I am sure there are lots who can volunteer, surely this is something that helps gain skills to become employable? What about the 153 store holders? Aren't they supposed to help also? Maybe community house can help with people needing upskilling like they are doing at The Pantry?

Julia

I see lots of school children learning new skills during the holidays. Great to see them having a go at working as volunteers.

Margaret

It's a great store. Have visited it a few times and bought gifts and produce. My son told me about it but I think people don't see it the mainstream shopping area, they don't visit. Locals will find it a little gem.

Trish

Port Lincoln Junior Primary School was left disappointed after the school was vandalised up to six times during the school holidays.

If they were dealt with properly it wouldn't keep happening, the police catch them then they go to court and get away with it and go and do it all again. It's a vicious cycle and until they really get punished for what they're doing, its not going to stop. Whats that saying "old enough to do the crime, old enough to do the time!"

Shannon

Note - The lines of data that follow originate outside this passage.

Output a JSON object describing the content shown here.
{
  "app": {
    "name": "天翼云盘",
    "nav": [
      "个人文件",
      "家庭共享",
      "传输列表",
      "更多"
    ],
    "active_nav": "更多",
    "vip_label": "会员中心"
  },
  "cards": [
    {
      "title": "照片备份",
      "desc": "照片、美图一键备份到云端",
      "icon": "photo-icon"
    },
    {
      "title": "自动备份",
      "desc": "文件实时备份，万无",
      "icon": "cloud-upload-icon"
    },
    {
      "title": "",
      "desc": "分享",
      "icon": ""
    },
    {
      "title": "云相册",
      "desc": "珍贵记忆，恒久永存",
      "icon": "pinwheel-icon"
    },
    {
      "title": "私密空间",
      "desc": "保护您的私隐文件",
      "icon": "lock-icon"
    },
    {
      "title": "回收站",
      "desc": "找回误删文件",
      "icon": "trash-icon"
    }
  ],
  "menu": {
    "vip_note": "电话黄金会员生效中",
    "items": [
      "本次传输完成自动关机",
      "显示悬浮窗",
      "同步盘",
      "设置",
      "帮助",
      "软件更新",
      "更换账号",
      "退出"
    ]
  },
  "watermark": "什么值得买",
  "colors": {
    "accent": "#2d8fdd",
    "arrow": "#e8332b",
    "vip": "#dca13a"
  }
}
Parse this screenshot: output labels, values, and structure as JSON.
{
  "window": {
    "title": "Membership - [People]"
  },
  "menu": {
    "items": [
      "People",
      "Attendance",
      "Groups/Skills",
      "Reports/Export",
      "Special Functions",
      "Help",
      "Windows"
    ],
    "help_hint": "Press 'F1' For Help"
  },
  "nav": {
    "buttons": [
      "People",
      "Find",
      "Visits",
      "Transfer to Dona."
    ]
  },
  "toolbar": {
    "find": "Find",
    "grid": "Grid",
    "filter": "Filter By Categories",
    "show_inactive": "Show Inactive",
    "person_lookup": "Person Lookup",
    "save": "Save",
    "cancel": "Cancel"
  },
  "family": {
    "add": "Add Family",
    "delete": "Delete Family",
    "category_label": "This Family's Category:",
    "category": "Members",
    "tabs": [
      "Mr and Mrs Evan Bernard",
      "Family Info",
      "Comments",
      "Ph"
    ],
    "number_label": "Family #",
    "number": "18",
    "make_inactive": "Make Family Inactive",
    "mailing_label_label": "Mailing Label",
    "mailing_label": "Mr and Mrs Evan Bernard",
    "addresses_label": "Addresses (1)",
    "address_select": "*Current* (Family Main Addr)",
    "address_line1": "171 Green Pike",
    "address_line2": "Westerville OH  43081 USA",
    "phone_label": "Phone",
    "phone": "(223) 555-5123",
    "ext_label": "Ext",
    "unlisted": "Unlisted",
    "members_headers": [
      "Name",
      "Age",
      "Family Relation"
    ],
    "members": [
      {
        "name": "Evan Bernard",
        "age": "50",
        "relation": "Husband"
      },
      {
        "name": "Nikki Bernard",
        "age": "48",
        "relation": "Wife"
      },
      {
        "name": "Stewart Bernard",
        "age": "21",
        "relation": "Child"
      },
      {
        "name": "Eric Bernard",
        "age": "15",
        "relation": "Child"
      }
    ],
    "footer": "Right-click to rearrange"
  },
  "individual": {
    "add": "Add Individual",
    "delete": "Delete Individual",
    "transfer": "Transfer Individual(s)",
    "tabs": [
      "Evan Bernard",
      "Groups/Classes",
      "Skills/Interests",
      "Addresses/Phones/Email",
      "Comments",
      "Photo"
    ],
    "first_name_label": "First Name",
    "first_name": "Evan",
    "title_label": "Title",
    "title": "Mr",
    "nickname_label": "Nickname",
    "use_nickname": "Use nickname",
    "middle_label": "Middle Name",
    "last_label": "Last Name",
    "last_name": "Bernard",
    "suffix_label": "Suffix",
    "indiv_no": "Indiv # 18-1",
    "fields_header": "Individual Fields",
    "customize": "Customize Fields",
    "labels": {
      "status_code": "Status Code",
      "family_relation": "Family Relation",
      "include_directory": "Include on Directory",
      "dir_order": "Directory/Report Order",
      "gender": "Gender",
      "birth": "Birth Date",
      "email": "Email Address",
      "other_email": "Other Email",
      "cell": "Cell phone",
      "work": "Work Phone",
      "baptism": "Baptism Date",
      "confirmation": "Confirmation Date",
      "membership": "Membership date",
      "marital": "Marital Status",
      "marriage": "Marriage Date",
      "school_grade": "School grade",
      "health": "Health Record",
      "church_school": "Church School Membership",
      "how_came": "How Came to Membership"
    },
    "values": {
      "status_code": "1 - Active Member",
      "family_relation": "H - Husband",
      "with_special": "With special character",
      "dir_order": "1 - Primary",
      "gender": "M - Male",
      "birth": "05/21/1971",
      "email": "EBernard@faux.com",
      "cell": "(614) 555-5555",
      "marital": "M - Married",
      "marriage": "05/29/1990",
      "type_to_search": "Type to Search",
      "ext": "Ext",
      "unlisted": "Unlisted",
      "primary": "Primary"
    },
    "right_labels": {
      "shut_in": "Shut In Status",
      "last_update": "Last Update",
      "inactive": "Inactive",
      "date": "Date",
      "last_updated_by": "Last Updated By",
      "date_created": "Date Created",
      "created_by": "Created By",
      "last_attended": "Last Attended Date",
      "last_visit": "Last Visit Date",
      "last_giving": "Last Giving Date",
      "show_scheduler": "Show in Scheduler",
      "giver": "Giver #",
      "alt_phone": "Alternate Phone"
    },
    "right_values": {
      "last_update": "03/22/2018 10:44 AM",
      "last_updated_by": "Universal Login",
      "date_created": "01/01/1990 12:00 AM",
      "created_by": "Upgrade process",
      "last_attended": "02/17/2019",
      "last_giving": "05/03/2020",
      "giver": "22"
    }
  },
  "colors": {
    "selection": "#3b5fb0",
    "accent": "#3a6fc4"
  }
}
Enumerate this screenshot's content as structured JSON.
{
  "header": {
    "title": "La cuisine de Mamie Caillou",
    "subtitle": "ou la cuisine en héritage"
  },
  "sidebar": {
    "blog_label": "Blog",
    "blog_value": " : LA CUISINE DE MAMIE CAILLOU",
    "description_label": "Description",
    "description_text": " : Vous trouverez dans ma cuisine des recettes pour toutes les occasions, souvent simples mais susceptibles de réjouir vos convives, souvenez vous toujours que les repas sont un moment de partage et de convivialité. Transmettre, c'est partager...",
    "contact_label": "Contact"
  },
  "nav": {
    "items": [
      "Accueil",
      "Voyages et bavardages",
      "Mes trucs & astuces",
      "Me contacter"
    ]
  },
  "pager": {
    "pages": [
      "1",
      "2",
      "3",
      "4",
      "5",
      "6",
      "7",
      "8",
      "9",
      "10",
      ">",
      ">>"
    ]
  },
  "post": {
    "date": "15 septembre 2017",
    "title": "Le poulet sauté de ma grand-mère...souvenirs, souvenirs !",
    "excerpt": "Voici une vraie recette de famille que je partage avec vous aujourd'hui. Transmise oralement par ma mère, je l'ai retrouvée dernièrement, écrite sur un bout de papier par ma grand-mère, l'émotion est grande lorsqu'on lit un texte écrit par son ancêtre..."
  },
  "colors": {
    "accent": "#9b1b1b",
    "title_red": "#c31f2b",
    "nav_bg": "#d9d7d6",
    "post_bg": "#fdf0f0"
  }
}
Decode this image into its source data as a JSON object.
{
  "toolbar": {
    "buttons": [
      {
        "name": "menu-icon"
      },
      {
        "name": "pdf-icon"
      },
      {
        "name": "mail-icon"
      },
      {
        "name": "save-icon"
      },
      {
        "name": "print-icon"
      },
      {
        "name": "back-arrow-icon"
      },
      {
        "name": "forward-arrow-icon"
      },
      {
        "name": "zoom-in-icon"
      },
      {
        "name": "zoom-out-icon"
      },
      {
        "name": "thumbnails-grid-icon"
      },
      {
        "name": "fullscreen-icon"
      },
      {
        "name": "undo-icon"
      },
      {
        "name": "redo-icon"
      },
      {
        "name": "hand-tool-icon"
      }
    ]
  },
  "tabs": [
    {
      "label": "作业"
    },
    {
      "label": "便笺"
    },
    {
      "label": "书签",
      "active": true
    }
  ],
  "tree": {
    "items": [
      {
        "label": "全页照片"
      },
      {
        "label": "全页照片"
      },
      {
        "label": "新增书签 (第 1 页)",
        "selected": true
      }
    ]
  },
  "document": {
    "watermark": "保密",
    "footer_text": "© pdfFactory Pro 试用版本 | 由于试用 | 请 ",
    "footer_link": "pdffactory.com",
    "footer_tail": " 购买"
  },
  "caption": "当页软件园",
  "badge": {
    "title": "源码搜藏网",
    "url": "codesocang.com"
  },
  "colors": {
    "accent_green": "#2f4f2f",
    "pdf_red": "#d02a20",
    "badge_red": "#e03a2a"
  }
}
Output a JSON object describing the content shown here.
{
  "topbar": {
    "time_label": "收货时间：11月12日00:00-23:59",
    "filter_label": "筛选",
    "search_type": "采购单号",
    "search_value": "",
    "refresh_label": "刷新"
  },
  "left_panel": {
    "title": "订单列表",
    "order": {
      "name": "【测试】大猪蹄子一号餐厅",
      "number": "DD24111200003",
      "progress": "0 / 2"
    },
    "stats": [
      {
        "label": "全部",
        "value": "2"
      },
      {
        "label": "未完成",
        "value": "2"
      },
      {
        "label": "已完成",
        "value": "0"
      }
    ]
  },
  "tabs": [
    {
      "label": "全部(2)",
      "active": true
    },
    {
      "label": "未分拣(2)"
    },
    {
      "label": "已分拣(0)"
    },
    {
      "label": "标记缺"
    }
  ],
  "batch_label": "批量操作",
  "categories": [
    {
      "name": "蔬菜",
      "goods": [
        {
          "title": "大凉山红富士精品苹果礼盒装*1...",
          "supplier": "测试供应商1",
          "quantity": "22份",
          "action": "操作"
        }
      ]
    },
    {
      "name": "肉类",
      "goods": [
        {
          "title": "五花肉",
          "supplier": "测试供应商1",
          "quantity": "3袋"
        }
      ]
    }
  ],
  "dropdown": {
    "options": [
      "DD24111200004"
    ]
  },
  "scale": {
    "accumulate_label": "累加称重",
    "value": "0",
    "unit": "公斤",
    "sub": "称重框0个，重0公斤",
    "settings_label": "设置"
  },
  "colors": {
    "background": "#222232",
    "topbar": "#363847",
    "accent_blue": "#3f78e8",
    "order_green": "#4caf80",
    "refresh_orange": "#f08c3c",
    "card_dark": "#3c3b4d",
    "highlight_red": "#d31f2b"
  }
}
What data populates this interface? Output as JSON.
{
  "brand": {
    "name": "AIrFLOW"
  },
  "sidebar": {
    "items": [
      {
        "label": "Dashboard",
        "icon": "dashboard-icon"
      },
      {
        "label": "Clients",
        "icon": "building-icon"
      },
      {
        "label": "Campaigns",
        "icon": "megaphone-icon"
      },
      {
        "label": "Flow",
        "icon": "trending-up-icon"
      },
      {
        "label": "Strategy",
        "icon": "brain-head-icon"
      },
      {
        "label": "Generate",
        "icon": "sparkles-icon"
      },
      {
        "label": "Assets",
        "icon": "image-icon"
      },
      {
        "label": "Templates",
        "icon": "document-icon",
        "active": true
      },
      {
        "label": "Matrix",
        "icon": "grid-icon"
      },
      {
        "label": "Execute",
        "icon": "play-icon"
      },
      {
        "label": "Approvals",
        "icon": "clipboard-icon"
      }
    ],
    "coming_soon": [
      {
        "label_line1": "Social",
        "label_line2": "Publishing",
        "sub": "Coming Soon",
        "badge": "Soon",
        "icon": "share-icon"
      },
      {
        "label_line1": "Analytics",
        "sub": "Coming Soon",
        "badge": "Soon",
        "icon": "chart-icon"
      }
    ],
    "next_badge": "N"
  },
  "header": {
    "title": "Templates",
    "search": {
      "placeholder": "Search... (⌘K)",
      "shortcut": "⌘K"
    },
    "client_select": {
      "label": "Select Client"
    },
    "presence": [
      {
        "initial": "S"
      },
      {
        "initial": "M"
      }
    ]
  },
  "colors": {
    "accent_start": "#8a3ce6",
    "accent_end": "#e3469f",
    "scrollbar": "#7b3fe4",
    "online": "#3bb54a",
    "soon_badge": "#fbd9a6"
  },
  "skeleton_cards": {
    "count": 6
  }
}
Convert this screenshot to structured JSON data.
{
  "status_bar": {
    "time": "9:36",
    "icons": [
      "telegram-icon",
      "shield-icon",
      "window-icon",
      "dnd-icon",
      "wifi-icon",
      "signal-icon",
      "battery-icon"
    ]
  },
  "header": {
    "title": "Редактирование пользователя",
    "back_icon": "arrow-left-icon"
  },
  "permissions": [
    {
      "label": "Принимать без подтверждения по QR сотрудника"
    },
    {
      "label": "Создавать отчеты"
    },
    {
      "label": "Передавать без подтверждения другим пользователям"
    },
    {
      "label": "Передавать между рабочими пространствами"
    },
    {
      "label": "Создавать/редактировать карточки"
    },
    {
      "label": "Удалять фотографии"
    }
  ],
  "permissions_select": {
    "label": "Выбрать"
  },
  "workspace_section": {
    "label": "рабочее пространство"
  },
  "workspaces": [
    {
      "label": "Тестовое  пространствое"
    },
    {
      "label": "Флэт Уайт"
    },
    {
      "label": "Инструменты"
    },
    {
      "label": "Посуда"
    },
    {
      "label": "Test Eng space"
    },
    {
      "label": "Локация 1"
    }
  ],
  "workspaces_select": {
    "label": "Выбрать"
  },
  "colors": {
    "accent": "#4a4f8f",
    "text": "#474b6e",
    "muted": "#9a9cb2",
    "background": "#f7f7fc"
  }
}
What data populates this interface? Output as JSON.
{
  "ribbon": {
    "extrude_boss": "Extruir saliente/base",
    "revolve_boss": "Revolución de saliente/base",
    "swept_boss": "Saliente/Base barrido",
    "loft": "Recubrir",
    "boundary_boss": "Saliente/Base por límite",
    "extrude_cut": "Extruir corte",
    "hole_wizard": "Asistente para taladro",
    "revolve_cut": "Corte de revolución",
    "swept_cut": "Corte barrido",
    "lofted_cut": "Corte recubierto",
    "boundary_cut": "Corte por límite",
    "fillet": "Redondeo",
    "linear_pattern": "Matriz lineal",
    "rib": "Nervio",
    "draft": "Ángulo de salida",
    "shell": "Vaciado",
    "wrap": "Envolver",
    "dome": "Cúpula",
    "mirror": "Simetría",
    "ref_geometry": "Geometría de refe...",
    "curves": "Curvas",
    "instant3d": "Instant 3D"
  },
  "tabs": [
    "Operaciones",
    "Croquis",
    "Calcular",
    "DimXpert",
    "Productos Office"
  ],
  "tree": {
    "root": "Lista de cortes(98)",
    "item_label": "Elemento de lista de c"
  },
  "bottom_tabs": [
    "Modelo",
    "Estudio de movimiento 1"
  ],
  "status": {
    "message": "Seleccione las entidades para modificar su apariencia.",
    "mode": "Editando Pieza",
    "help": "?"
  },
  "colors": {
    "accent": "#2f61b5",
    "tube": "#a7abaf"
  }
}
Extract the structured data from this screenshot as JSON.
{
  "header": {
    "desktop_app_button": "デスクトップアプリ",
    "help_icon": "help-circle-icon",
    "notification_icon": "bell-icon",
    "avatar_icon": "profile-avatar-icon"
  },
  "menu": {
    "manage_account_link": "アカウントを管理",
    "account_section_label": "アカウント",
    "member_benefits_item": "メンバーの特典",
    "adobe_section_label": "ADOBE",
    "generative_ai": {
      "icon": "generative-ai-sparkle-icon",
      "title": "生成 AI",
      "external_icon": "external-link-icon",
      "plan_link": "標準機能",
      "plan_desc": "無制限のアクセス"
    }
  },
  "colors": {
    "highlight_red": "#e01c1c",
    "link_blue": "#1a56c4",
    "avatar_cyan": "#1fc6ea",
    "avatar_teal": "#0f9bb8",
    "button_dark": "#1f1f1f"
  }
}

Maybe take the culprits in to the school and sit through an interview conducted by the students from the school (with judge present?). They love and take pride in their school, and for most it is a safe environment where they love to be. The impact of their actions should be taken into account when consequences are meted out.

Michelle